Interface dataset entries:
☆ ☆ ☆ ☆ ☆ ☆ ☆

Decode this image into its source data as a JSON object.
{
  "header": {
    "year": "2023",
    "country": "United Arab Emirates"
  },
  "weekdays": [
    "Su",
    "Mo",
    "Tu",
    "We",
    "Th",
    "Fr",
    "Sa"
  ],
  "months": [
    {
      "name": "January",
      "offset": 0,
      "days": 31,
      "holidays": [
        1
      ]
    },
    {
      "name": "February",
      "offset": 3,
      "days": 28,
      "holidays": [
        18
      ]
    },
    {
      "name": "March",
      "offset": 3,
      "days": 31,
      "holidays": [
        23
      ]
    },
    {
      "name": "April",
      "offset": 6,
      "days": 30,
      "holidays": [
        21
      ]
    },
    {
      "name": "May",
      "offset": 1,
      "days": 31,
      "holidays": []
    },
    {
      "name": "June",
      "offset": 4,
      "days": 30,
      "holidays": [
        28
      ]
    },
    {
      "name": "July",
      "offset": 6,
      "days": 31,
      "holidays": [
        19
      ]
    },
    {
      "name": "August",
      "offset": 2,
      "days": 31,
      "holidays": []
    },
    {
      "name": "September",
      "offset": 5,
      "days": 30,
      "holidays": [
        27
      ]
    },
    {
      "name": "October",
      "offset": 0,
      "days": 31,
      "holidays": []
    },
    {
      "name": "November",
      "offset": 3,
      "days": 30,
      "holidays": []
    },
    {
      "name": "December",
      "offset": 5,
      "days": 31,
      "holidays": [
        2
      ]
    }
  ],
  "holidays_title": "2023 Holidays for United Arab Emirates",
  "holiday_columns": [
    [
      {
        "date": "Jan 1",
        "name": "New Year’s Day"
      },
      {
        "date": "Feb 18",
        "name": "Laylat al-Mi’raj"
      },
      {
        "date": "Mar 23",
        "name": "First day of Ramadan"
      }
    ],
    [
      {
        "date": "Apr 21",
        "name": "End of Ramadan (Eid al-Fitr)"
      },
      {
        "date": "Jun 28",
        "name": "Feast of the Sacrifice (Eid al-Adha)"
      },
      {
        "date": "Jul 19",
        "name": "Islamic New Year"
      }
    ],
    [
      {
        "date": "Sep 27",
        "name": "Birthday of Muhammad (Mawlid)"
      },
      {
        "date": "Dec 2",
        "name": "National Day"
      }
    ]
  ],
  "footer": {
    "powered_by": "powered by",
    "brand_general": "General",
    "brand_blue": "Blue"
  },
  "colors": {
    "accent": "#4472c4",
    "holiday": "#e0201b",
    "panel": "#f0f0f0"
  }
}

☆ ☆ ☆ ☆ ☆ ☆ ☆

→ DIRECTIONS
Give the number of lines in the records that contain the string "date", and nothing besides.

→ TASK ANSWER
8